What is needed »
Could the data below please be reproduced word for word, without the pictures?

══ Records to use ══

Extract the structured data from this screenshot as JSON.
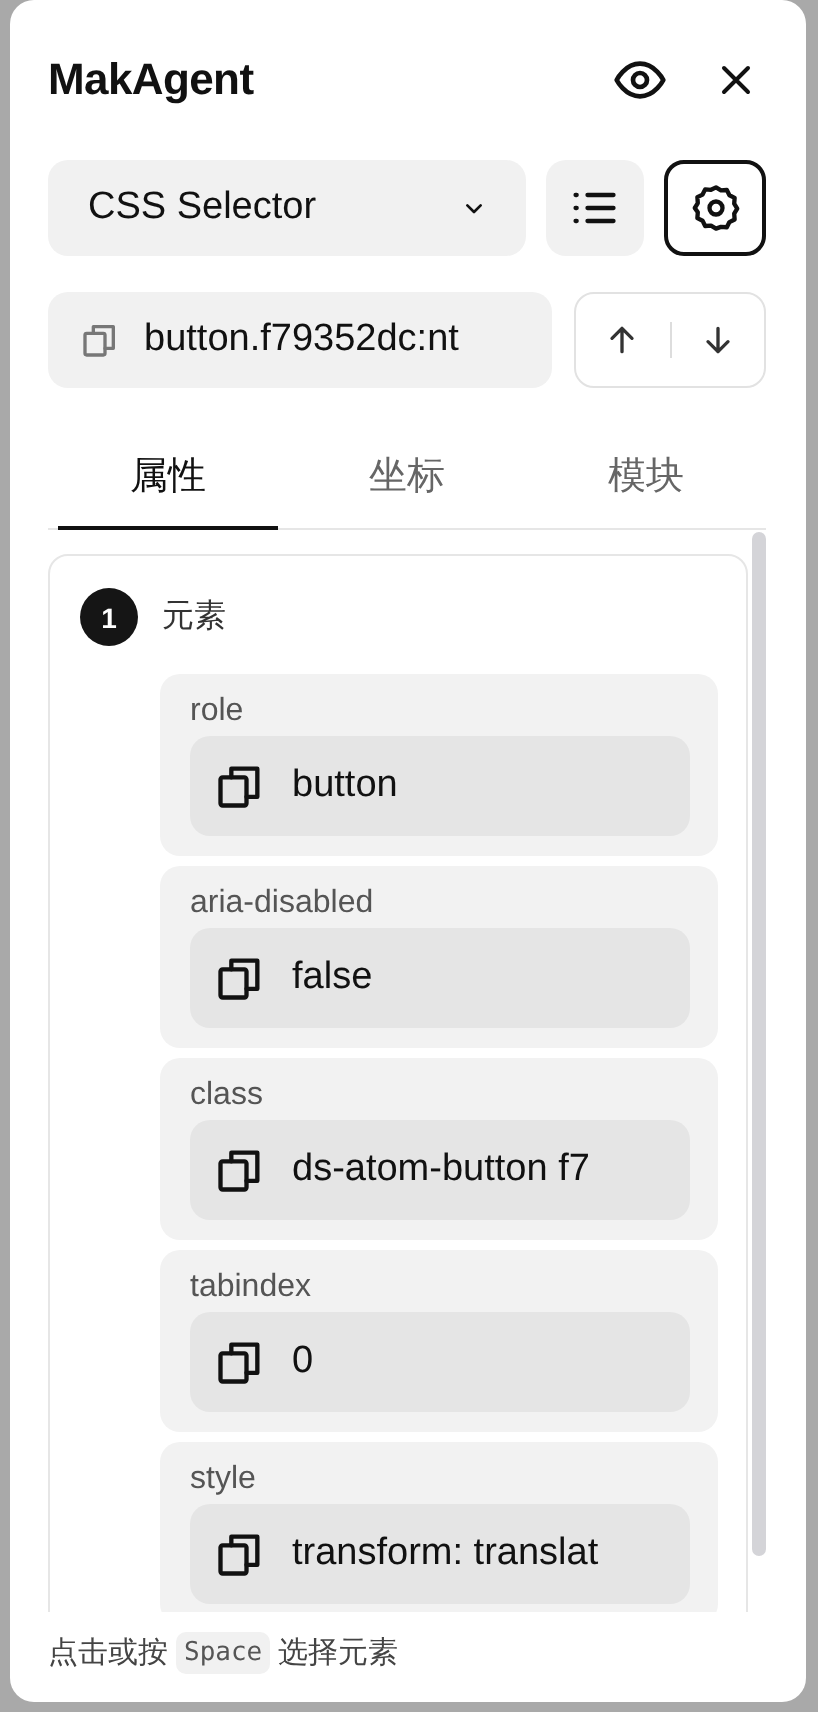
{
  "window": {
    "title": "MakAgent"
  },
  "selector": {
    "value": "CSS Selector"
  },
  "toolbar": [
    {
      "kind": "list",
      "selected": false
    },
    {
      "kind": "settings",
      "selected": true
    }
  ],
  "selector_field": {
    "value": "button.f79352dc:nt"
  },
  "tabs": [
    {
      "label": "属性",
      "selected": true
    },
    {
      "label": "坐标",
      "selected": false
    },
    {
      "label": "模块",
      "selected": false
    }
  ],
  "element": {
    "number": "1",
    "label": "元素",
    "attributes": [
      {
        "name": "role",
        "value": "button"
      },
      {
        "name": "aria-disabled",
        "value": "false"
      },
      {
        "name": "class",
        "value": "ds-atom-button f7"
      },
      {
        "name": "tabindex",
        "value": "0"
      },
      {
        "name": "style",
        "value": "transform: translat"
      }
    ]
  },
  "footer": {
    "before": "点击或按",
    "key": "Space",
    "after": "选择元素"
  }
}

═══

Exercise output »
Extract the structured data from this screenshot as JSON.
{
  "window": {
    "title": "MakAgent"
  },
  "selector": {
    "value": "CSS Selector"
  },
  "toolbar": [
    {
      "kind": "list",
      "selected": false
    },
    {
      "kind": "settings",
      "selected": true
    }
  ],
  "selector_field": {
    "value": "button.f79352dc:nt"
  },
  "tabs": [
    {
      "label": "属性",
      "selected": true
    },
    {
      "label": "坐标",
      "selected": false
    },
    {
      "label": "模块",
      "selected": false
    }
  ],
  "element": {
    "number": "1",
    "label": "元素",
    "attributes": [
      {
        "name": "role",
        "value": "button"
      },
      {
        "name": "aria-disabled",
        "value": "false"
      },
      {
        "name": "class",
        "value": "ds-atom-button f7"
      },
      {
        "name": "tabindex",
        "value": "0"
      },
      {
        "name": "style",
        "value": "transform: translat"
      }
    ]
  },
  "footer": {
    "before": "点击或按",
    "key": "Space",
    "after": "选择元素"
  }
}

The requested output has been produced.